Through this double-play Pieter assaults divisions - white vs black, dominant vs submissive, author vs authority, Alien vs Predator, Ekwensu vs God - simultaneously embracing the worst stereotypes and snarling "fuck you" at all of them. The result is something akin to that which happened when Afrika Bambaataa dropped the melody from Kraftwerk's Trans Europe Express into Soul Sonic Force's Planet Rock. Rhythmic bursts. Like blood thudding in the ears. Not so much a deconstruction as a calculated destruction of representation itself. Features cut loose from their trajectory/ presence in time, red stains wrecking physiology. I watch the red spread. I feel my face flush.

Welcome To the Terrordome. And Nollywood is scary shit, but not in a Hollywood way. Rather than employ the rituals of history, myth and mystery to seduce and then placate us, scare it all away - all the shit that's not suppose to be scary but really is, Pieter throws it in our face.

Image: A dagger through the heart. The bodice ripped wide. The loose breasts roll.

According to Baudrillard seduction is "that which lets appearance circulate and move as a secret"; it "makes things appear and disappear." Monsters are seductive, therefore, because they are never wholly present; they allure my gaze, beyond visibility, into the realm of that which is secret and hidden. The West is transfixed by media's negative portrayal of Africa, what's been called its "horror index" precisely because it invents a "pathology of spectrality and transience".

In opposition to this, Pieter's monsters confront us on their own terms; head on, they stare us down. Instead of lurking in the shadows or hiding under the bed of our eternal subconscious nightmare, the figures are starkly light. Their bodies undo sight. Monsters from a nation's Id suddenly demanding equal time as thinking and dreaming and sexual citizens. They face us without even the faintest glimmer of a possible absence, in the state of radical disillusion; Baudrillard's "obscene transparency" of "pure presence."

What Nollywood seems to be suggesting is that it is not the "I" of the photographer or even the "I" of the viewer, but the eye of the camera. We're thrown from "representation" (of something real) to "simulation" (with no secure reference to reality), the normal relation between sign and referent radically remixed so that we lose the connection, once presumed to exist, between sign or image and the reality to which both were thought to refer.
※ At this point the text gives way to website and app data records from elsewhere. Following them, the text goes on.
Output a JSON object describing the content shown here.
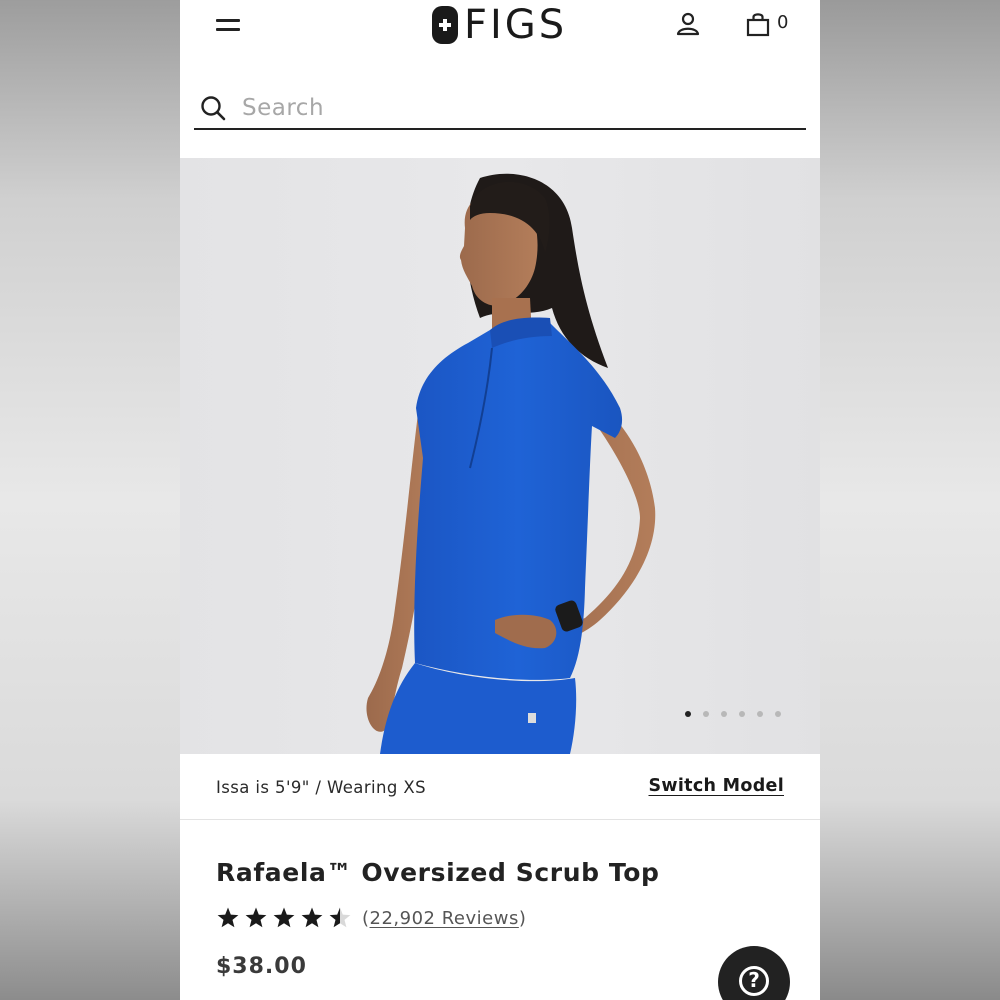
{
  "header": {
    "brand": "FIGS",
    "cart_count": "0"
  },
  "search": {
    "placeholder": "Search",
    "value": ""
  },
  "gallery": {
    "image_count": 6,
    "active_index": 0,
    "shirt_color": "#1f5fd1"
  },
  "model": {
    "info": "Issa is 5'9\" / Wearing XS",
    "switch_label": "Switch Model"
  },
  "product": {
    "title": "Rafaela™ Oversized Scrub Top",
    "rating": 4.5,
    "reviews_open": "(",
    "reviews_count": "22,902 Reviews",
    "reviews_close": ")",
    "price": "$38.00"
  },
  "help": {
    "icon": "question-icon",
    "glyph": "?"
  },
  "colors": {
    "accent": "#1a1a1a",
    "placeholder": "#a7a7a7"
  }
}
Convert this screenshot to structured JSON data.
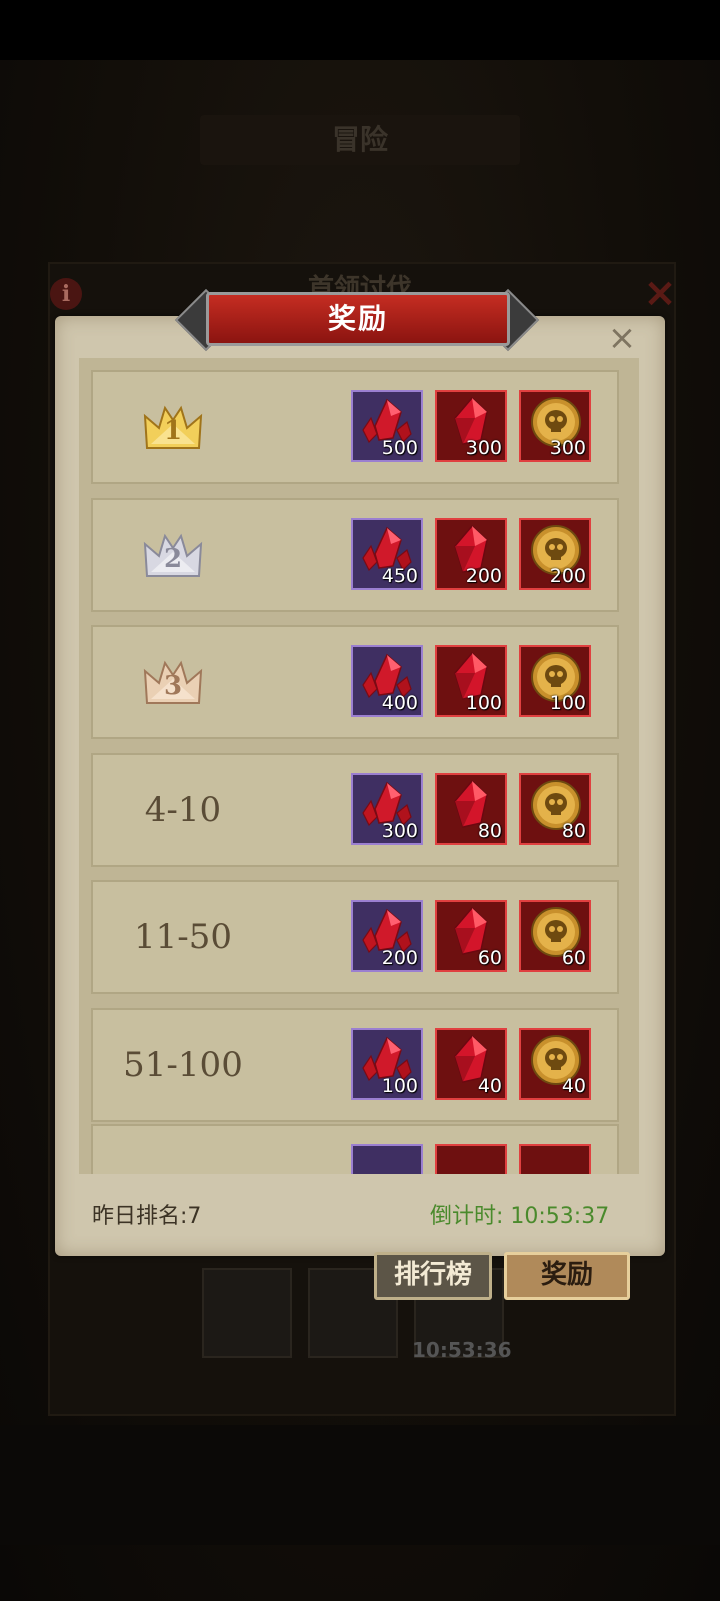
{
  "background": {
    "top_title": "冒险",
    "sub_title": "首领讨伐",
    "info_icon": "i",
    "close_icon": "×",
    "timer": "10:53:36"
  },
  "dialog": {
    "title": "奖励",
    "close": "×",
    "rows": [
      {
        "rank": "1",
        "type": "crown",
        "crown_color": "gold",
        "rewards": [
          "500",
          "300",
          "300"
        ]
      },
      {
        "rank": "2",
        "type": "crown",
        "crown_color": "silver",
        "rewards": [
          "450",
          "200",
          "200"
        ]
      },
      {
        "rank": "3",
        "type": "crown",
        "crown_color": "bronze",
        "rewards": [
          "400",
          "100",
          "100"
        ]
      },
      {
        "rank": "4-10",
        "type": "text",
        "rewards": [
          "300",
          "80",
          "80"
        ]
      },
      {
        "rank": "11-50",
        "type": "text",
        "rewards": [
          "200",
          "60",
          "60"
        ]
      },
      {
        "rank": "51-100",
        "type": "text",
        "rewards": [
          "100",
          "40",
          "40"
        ]
      }
    ],
    "reward_icons": [
      "crystal-cluster-icon",
      "red-gem-icon",
      "skull-coin-icon"
    ],
    "footer": {
      "yesterday_rank": "昨日排名:7",
      "countdown": "倒计时: 10:53:37"
    }
  },
  "buttons": {
    "leaderboard": "排行榜",
    "reward": "奖励"
  },
  "colors": {
    "panel": "#cfc6ad",
    "banner_red": "#c52d22",
    "countdown_green": "#4a8a2c",
    "gold": "#e8c048",
    "silver": "#c8c8d4",
    "bronze": "#e0b898"
  }
}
Its is an "unfamiliar" unconscious, a hyper-real d(r)ead zone, a different primal scene, one that does grow out of the old dramas of identity and reproduction. Not nation but a radical alien nation. Pieter's work occupies that edge, the t(r)ipping point where narrative turns into an endless cycle of rejecting, appropriating and expelling, digressing from the thread of the possible, to the impossible. The radical otherness evoked by the images opens up an outside, a displacement of the deadlock of cynical capital power we find ourselves in; the possibility of other worlds without the trivial categories and opposites within Earthly language.

Reproduced here with kind permission.
© 2009 Stacy Hardy. All rights reserved.